evidence." Uhing, 2016 S.D. 93, ¶ 11, 888
N.W.2d at 554. Here, when Martin was arrested, he was not
just carrying prescription pills in his pocket, he was
carrying pills wrapped in cellophane together with a large
number of $100 dollar bills. Thereafter, he offered a number
of inconsistent and demonstrably false stories concerning the
source of the drugs. There was also evidence that Martin had
access to Jessica's prescription oxycodone. Jessica was
unorganized in how she stored her pills; Martin had a key to
Jessica's residence; she had recently been away in Utah;
and the pills in Martin's pocket were of the same
appearance as the type in Jessica's prescription bottle.
Ultimately, Martin's own defense enabled the jury to
infer he knew the pills were oxycodone. Jessica was
Martin's friend and acquaintance for over a year; she had
been taking prescription oxycodone for chronic pain during
this friendship; she was on probation for trying to illegally
obtain more; and the pills Martin possessed appeared to be
the same type as Jessica's oxycodone. From this evidence,
the jury could have believed that Martin was in possession of
Jessica's pills, and if that was the case, he certainly
would have known that they were oxycodone.
"Ultimately, it was for the jury to resolve the factual
conflicts, weigh credibility, and sort out the truth."
State v. Guthmiller, 2014 S.D. 7, ¶ 27, 843
N.W.2d 364, 372. When viewed cumulatively and taken
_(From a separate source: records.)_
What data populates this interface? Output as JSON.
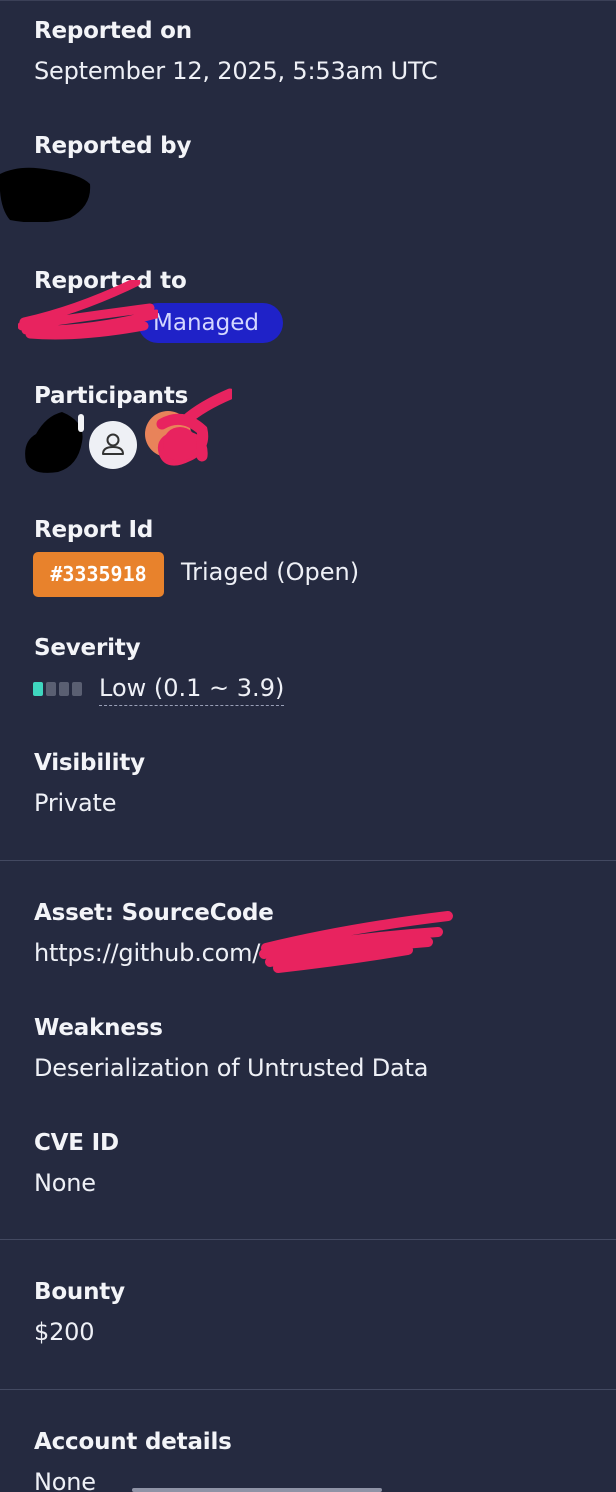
{
  "reported_on": {
    "label": "Reported on",
    "value": "September 12, 2025, 5:53am UTC"
  },
  "reported_by": {
    "label": "Reported by"
  },
  "reported_to": {
    "label": "Reported to",
    "badge": "Managed"
  },
  "participants": {
    "label": "Participants",
    "icons": [
      "avatar",
      "user-icon",
      "avatar"
    ]
  },
  "report_id": {
    "label": "Report Id",
    "id": "#3335918",
    "status": "Triaged (Open)"
  },
  "severity": {
    "label": "Severity",
    "value": "Low (0.1 ~ 3.9)",
    "level": 1,
    "max_level": 4,
    "color": "#3fd6bf"
  },
  "visibility": {
    "label": "Visibility",
    "value": "Private"
  },
  "asset": {
    "label": "Asset: SourceCode",
    "value": "https://github.com/"
  },
  "weakness": {
    "label": "Weakness",
    "value": "Deserialization of Untrusted Data"
  },
  "cve": {
    "label": "CVE ID",
    "value": "None"
  },
  "bounty": {
    "label": "Bounty",
    "value": "$200"
  },
  "account_details": {
    "label": "Account details",
    "value": "None"
  },
  "colors": {
    "background": "#252a40",
    "managed_badge": "#1f22c8",
    "report_badge": "#e8822c",
    "redaction": "#e8235f"
  }
}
in a light most favorable to the jury's verdict, there
was sufficient evidence and inferences therefrom for a